REQUIRED WORK:
State how many lines in the records below contain the string "terminal", and give nothing besides that number.

+++ INPUT +++

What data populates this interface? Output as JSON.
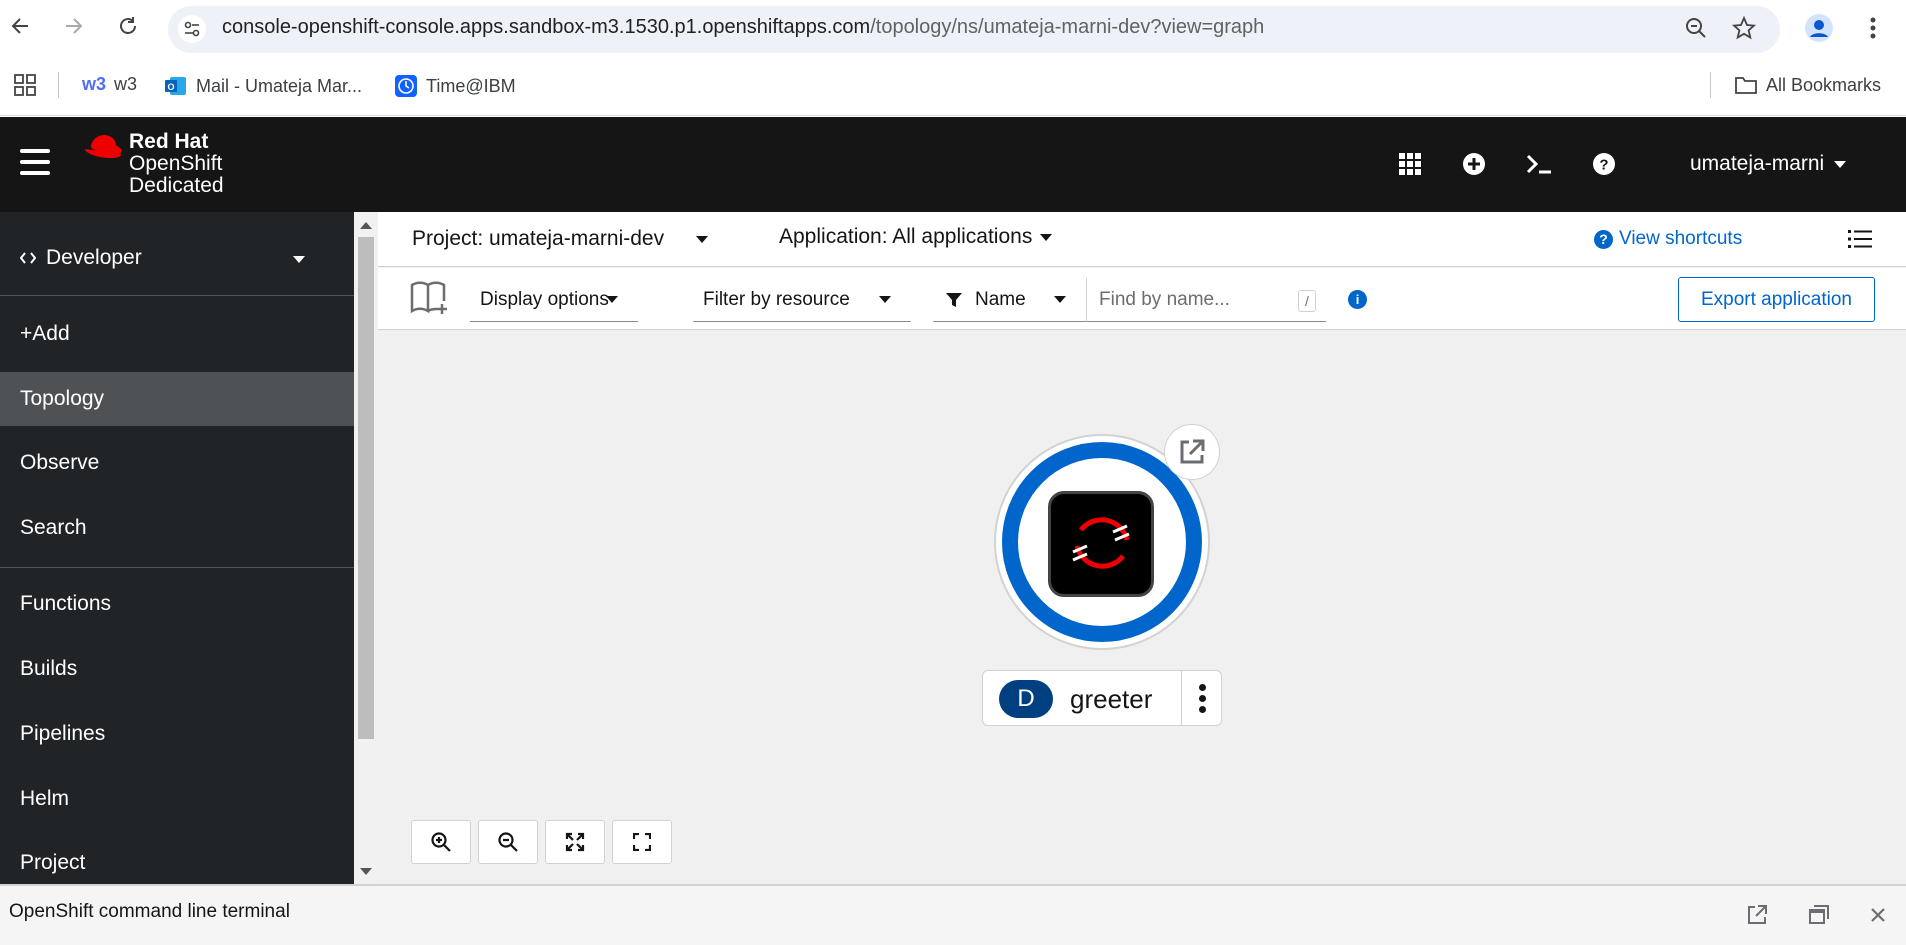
{
  "browser": {
    "url_domain": "console-openshift-console.apps.sandbox-m3.1530.p1.openshiftapps.com",
    "url_path": "/topology/ns/umateja-marni-dev?view=graph",
    "bookmarks": [
      {
        "label": "w3",
        "icon_text": "w3"
      },
      {
        "label": "Mail - Umateja Mar..."
      },
      {
        "label": "Time@IBM"
      }
    ],
    "all_bookmarks_label": "All Bookmarks"
  },
  "masthead": {
    "brand": "Red Hat",
    "product_line1": "OpenShift",
    "product_line2": "Dedicated",
    "user": "umateja-marni"
  },
  "sidebar": {
    "perspective": "Developer",
    "items": [
      {
        "label": "+Add"
      },
      {
        "label": "Topology"
      },
      {
        "label": "Observe"
      },
      {
        "label": "Search"
      },
      {
        "label": "Functions"
      },
      {
        "label": "Builds"
      },
      {
        "label": "Pipelines"
      },
      {
        "label": "Helm"
      },
      {
        "label": "Project"
      }
    ]
  },
  "main": {
    "project_label": "Project: umateja-marni-dev",
    "application_label": "Application: All applications",
    "view_shortcuts": "View shortcuts",
    "toolbar": {
      "display_options": "Display options",
      "filter_by_resource": "Filter by resource",
      "filter_type": "Name",
      "search_placeholder": "Find by name...",
      "slash_hint": "/",
      "export_label": "Export application"
    },
    "node": {
      "badge": "D",
      "name": "greeter"
    }
  },
  "terminal": {
    "title": "OpenShift command line terminal"
  },
  "colors": {
    "accent": "#0066cc",
    "masthead": "#151515",
    "sidebar": "#212427",
    "redhat_red": "#ee0000"
  }
}
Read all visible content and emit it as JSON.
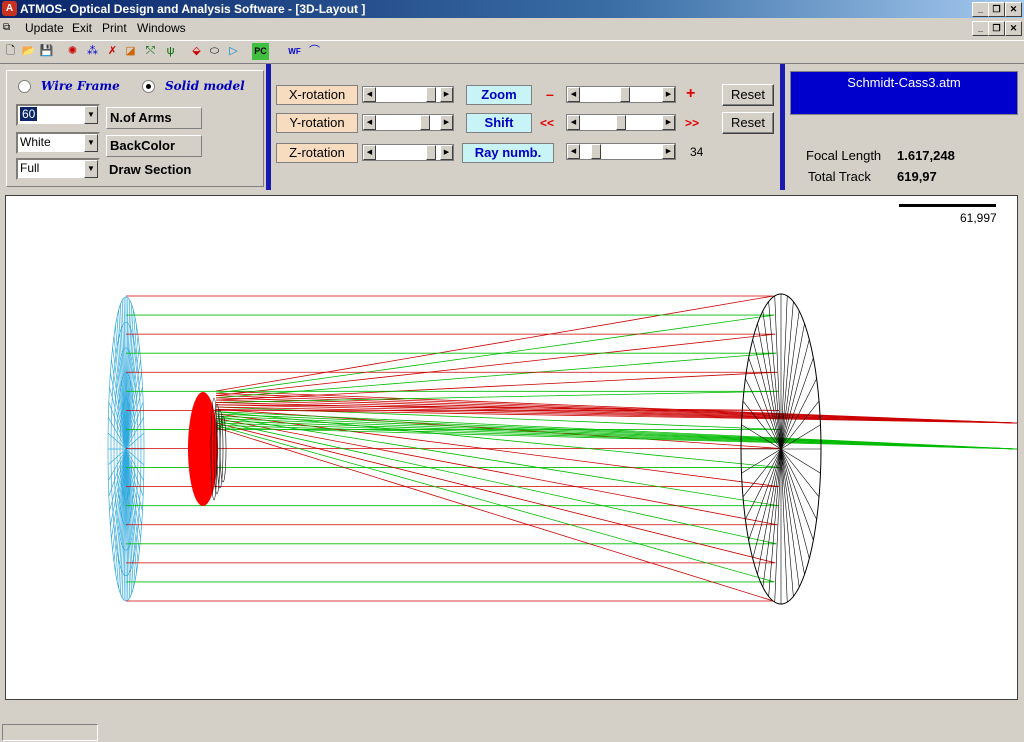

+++

EXERCISE ANSWER:
2